The ship, which was also carrying 1,167 crew, began moving again Tuesday when a Mexican tugboat arrived. Rocking gently with the waves, the ship moved slowly with a coast guard boat along one side and the USS Ronald Reagan aircraft carrier on the ship's other side. There were no visible signs of damage.

Ship adrift since Monday morning

The ship was 320 kilometres south of San Diego and about 70 kilometres offshore when an engine room fire Monday morning killed its power and set it adrift.

No one was hurt, but the passengers and crew were left without air conditioning, hot water, cellphone or internet service. The ship's auxiliary power allowed for working toilets and cold water.

U.S. navy Seahawk helicopters were ferrying supplies, including Spam, crabmeat, croissants and Pop-Tarts to the ship from the USS Ronald Reagan, an aircraft carrier that reached the Splendor after it was diverted from training manoeuvres to help.

People were trying to keep their spirits up by singing, socializing and playing cards, said passenger David Zambrano, who managed to get cellphone service Wednesday and called his employer, Denver TV station 9NEWS.

The ship's bars, casinos, pools and upper deck were closed. Rooms in the interior of the ship were dark, and passengers propped open their doors to let in air and emergency lighting from the hallways.

"So really, all we're doing is just kind of hanging out on a boat waiting for the next mealtime," Zambrano said.

Two-hour wait for food

But when mealtime comes, there's a two-hour wait for food, which is cold.

"It's almost like a diet cruise because we've been eating salads and fruit and small sandwiches," Zambrano said. "It's nothing like anyone expected, no."

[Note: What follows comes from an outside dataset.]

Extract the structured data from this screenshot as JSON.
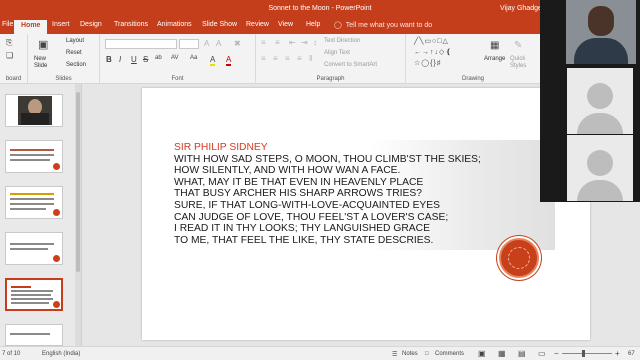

The Splendor only had enough food to last through midday Tuesday because refrigerators on the ship stopped working after the power was knocked out, navy Cmdr. Greg Hicks said. But thousands of kilograms of food had been delivered by Tuesday night.

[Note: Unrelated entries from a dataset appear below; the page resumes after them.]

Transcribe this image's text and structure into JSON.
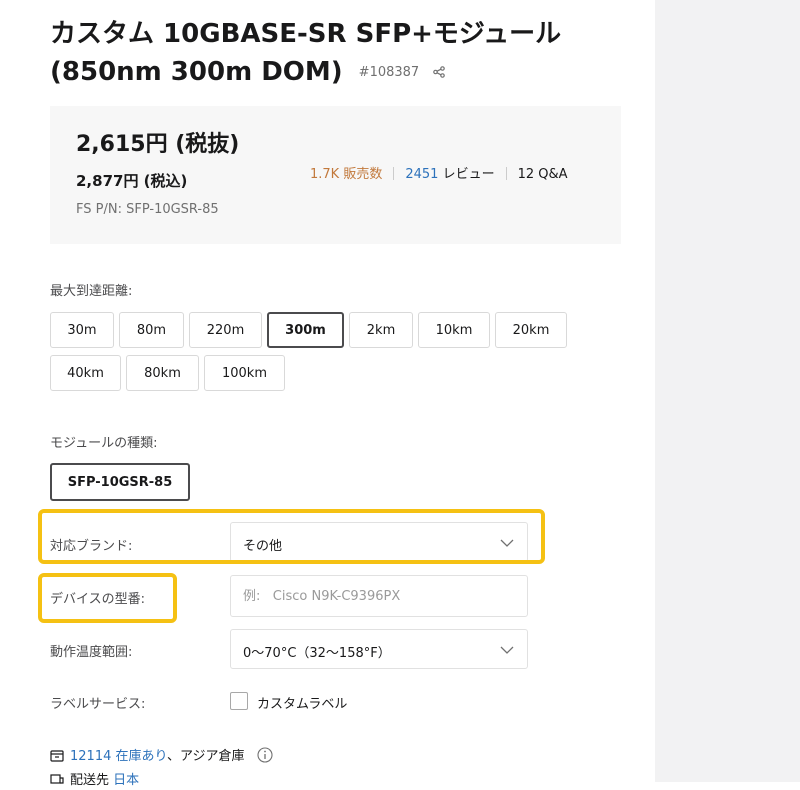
{
  "product": {
    "title_line1": "カスタム 10GBASE-SR SFP+モジュール",
    "title_line2": "(850nm 300m DOM)",
    "sku": "#108387"
  },
  "price": {
    "excl_tax": "2,615円 (税抜)",
    "incl_tax": "2,877円 (税込)",
    "part_number": "FS P/N: SFP-10GSR-85",
    "sold": "1.7K 販売数",
    "reviews_count": "2451",
    "reviews_label": "レビュー",
    "qa": "12 Q&A"
  },
  "distance": {
    "label": "最大到達距離:",
    "options": [
      "30m",
      "80m",
      "220m",
      "300m",
      "2km",
      "10km",
      "20km",
      "40km",
      "80km",
      "100km"
    ],
    "selected": "300m"
  },
  "module_type": {
    "label": "モジュールの種類:",
    "options": [
      "SFP-10GSR-85"
    ],
    "selected": "SFP-10GSR-85"
  },
  "brand": {
    "label": "対応ブランド:",
    "value": "その他"
  },
  "device_model": {
    "label": "デバイスの型番:",
    "placeholder": "例:   Cisco N9K-C9396PX"
  },
  "temperature": {
    "label": "動作温度範囲:",
    "value": "0～70°C（32～158°F）"
  },
  "label_service": {
    "label": "ラベルサービス:",
    "option": "カスタムラベル"
  },
  "stock": {
    "count": "12114",
    "status": "在庫あり",
    "location": "、アジア倉庫"
  },
  "shipping": {
    "label": "配送先",
    "country": "日本"
  },
  "colors": {
    "highlight": "#f5c113",
    "link": "#2d72bb",
    "sold": "#c2793c"
  }
}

The U.S. Coast Guard and Mexican navy also sent resources to the ship, which is now being pulled by two tugboats.

The tugboats were originally set to take the Splendor to Ensenada, Mexico, but the cruise line changed its plans and wants it towed to San Diego, where hotel and flight arrangements will await the passengers, Carnival said.

Carnival first planned to haul the ship to the Mexican port of Ensenada, not far from a movie studio complex used to film Titanic, and bus passengers to the U.S. But the cruise line decided they would be more comfortable on board, spokesman Vance Gulliksen said.

Passengers in good spirits

Zambrano said passengers were overjoyed to hear they were heading straight back to California and wouldn't have to go through the tedious customs process at the border.

"When they said they were towing us to San Diego instead of Ensenada, the cheer could be heard all the way around the boat," he said. "Everybody was screaming and then every time the rescues boat shows up, people run to the side and they cheer and they wave and they take pictures."

Carnival Corp.'s stock was down about one per cent Tuesday.

The situation will be costly for Carnival, which is refunding passengers, offering vouchers for future cruises and may have to dry dock the ship if the damage is extensive.

Accidents like the engine-room fire are rare, said Monty Mathisen, of the New York-based publication Cruise Industry News.

The last major cruise-ship accident was in 2007, when a ship with more than 1,500 people sank after hitting rocks near the Aegean island of Santorini, Mathisen said. Two French tourists died.

With files from CBC News